# [Your objective]
Collect every line of the records below that contains the word "screenshot".

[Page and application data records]

=== Begin Enclosure ===

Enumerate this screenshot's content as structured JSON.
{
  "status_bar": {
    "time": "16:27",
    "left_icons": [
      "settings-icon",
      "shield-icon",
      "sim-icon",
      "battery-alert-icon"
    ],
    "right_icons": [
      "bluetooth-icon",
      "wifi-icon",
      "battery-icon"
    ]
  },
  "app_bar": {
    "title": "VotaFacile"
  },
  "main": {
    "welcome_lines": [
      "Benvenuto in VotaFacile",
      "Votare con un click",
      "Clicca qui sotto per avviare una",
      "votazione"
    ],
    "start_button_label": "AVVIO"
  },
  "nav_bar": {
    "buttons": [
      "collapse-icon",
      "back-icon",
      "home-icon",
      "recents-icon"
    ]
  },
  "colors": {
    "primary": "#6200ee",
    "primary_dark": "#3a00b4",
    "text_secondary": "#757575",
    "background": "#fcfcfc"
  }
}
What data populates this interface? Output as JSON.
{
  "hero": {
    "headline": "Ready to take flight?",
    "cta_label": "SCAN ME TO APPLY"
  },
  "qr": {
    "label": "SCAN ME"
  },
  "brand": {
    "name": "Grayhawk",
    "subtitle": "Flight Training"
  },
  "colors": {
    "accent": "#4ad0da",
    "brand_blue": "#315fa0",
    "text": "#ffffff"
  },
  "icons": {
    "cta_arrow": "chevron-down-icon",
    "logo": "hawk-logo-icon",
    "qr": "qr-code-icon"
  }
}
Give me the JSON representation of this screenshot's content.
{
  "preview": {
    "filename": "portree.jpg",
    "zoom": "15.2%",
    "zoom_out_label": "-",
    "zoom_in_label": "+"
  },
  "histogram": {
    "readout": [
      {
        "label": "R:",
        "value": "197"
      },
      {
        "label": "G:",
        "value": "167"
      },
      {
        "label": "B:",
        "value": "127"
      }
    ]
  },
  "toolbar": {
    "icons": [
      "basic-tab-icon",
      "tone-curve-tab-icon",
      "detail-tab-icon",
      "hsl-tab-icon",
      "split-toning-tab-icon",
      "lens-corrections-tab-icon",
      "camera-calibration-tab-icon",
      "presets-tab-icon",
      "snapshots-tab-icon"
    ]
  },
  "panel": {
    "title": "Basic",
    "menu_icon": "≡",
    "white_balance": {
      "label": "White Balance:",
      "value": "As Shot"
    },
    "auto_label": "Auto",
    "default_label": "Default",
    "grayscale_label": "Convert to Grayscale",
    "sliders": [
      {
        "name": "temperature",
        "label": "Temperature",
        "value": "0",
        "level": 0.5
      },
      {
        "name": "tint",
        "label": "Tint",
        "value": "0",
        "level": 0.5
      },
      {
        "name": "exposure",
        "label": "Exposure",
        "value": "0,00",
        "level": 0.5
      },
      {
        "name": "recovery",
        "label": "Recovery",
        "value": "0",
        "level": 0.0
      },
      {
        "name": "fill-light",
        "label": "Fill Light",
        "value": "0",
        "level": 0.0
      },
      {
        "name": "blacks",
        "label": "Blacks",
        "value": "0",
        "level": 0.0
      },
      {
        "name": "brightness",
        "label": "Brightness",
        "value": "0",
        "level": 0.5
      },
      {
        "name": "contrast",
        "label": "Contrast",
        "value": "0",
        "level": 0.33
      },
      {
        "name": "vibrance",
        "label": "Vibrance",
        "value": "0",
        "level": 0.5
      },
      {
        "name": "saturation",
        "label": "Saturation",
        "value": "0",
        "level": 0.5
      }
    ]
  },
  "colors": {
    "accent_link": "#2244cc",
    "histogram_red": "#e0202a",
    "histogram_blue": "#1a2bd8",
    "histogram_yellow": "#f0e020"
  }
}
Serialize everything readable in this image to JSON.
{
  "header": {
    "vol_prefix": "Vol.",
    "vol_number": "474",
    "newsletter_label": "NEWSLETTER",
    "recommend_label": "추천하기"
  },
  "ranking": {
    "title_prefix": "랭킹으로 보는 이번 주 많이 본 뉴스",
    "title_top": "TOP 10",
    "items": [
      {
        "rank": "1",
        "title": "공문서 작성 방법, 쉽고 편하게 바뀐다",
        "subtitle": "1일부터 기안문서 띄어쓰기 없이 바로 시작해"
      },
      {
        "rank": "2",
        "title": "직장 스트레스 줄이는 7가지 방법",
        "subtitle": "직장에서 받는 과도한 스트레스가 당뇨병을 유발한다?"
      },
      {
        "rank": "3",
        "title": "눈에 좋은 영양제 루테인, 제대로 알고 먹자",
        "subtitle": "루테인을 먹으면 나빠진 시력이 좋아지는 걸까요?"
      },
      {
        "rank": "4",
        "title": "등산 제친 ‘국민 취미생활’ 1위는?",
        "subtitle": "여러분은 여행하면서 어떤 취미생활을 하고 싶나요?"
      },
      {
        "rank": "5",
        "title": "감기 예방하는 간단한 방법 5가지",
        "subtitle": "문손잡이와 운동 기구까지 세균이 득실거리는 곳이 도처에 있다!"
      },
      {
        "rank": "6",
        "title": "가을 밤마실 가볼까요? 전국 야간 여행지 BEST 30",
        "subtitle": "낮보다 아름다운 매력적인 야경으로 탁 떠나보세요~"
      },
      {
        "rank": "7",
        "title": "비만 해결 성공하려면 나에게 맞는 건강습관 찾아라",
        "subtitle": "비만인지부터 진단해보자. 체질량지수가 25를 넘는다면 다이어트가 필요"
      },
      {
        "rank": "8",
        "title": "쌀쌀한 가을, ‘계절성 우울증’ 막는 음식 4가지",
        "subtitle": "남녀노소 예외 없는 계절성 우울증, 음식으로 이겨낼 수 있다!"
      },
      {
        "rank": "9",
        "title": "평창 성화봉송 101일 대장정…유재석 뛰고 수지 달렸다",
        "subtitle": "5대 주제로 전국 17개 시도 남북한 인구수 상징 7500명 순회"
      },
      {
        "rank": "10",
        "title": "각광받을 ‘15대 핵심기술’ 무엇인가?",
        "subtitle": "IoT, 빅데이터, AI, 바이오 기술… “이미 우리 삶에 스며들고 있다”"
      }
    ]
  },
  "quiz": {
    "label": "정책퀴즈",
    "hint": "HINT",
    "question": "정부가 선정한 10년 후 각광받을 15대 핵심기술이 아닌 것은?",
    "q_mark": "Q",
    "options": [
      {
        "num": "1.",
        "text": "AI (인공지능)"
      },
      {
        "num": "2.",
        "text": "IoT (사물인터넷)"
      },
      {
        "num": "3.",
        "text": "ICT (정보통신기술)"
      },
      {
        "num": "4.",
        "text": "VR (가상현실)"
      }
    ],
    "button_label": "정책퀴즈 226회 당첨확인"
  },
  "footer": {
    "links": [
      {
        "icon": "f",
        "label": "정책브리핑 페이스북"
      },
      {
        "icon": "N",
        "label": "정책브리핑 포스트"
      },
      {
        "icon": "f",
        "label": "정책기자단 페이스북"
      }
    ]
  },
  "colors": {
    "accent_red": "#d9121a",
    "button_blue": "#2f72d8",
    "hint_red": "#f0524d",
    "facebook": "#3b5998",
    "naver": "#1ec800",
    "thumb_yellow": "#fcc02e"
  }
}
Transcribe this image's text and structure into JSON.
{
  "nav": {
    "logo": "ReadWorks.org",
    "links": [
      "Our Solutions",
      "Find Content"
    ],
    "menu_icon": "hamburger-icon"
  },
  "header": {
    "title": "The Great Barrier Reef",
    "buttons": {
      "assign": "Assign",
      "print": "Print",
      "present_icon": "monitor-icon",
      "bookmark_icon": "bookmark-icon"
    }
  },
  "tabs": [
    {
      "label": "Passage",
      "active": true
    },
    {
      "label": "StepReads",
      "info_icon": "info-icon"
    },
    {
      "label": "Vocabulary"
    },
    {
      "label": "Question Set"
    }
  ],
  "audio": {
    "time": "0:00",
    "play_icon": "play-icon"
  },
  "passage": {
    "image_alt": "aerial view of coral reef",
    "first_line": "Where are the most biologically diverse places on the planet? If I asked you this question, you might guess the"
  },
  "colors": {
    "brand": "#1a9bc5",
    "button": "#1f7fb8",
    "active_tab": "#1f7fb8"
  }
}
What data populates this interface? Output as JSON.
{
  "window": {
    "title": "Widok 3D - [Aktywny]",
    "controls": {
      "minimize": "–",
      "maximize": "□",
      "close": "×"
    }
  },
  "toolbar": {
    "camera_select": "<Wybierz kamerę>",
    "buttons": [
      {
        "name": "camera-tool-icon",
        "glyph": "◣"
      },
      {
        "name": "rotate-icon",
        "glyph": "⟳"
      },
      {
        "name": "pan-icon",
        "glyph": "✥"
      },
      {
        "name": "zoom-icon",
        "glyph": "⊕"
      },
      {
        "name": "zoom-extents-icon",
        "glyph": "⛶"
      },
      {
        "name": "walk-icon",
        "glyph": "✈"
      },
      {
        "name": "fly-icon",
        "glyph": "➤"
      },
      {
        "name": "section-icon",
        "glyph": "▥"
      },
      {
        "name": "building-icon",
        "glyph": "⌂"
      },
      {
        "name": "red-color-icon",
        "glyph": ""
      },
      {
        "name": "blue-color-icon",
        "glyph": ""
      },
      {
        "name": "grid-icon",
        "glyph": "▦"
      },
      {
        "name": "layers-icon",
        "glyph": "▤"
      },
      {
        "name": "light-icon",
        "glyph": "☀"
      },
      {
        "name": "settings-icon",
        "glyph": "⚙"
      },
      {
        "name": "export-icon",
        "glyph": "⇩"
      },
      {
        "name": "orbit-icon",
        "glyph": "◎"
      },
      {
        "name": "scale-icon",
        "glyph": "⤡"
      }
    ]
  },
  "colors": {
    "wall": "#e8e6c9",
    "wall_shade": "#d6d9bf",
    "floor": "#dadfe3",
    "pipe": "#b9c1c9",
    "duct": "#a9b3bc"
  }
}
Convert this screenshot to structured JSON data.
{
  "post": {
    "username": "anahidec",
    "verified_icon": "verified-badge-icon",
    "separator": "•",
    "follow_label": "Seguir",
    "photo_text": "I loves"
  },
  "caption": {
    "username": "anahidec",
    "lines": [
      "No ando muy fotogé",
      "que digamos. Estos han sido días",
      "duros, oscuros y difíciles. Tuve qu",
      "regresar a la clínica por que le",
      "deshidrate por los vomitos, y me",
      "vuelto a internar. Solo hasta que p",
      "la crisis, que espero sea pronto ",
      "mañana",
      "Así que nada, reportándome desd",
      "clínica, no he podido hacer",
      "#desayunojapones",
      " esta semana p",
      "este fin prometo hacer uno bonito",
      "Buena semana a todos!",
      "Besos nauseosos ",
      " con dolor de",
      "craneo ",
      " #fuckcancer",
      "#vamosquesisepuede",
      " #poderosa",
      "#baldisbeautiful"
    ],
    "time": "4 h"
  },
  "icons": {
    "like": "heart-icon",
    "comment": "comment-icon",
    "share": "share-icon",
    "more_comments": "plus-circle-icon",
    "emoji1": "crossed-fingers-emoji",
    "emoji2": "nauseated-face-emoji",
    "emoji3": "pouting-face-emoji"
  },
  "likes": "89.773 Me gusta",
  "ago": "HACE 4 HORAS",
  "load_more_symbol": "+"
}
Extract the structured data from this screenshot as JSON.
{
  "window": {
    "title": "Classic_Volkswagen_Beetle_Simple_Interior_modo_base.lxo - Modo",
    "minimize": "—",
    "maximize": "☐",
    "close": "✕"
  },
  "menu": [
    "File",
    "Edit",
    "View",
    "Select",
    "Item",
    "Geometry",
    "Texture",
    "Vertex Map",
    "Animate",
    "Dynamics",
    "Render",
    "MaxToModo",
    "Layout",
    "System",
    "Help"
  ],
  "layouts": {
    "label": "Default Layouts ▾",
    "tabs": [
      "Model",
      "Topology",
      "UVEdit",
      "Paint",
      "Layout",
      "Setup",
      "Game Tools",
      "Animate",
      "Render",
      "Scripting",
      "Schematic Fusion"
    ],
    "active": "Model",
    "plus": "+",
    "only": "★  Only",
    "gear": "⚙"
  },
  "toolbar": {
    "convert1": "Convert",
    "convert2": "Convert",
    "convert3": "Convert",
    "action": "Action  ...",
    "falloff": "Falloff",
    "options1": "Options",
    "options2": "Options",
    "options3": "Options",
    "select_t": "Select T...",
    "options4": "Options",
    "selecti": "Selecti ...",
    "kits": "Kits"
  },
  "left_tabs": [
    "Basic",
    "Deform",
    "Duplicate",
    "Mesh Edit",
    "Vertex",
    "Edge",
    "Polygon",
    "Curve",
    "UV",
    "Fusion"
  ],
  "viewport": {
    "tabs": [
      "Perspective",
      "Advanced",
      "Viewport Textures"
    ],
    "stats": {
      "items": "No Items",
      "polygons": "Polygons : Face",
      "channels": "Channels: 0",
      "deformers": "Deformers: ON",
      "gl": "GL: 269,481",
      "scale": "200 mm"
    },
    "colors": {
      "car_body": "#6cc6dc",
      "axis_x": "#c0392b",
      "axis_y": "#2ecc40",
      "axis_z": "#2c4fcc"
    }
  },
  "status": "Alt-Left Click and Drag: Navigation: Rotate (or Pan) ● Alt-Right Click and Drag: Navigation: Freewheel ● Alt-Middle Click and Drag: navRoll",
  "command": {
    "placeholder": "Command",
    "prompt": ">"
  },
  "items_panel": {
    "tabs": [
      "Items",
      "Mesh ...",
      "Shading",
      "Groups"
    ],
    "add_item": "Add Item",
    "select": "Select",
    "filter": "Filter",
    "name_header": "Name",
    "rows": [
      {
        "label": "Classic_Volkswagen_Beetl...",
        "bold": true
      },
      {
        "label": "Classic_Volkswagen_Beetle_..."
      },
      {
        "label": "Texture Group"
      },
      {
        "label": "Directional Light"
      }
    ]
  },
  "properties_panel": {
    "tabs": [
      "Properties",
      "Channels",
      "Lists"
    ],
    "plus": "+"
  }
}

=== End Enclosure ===

# [Answer to the exercise]
Enumerate this screenshot's content as structured JSON.
Give me the JSON representation of this screenshot's content.
Convert this screenshot to structured JSON data.
Extract the structured data from this screenshot as JSON.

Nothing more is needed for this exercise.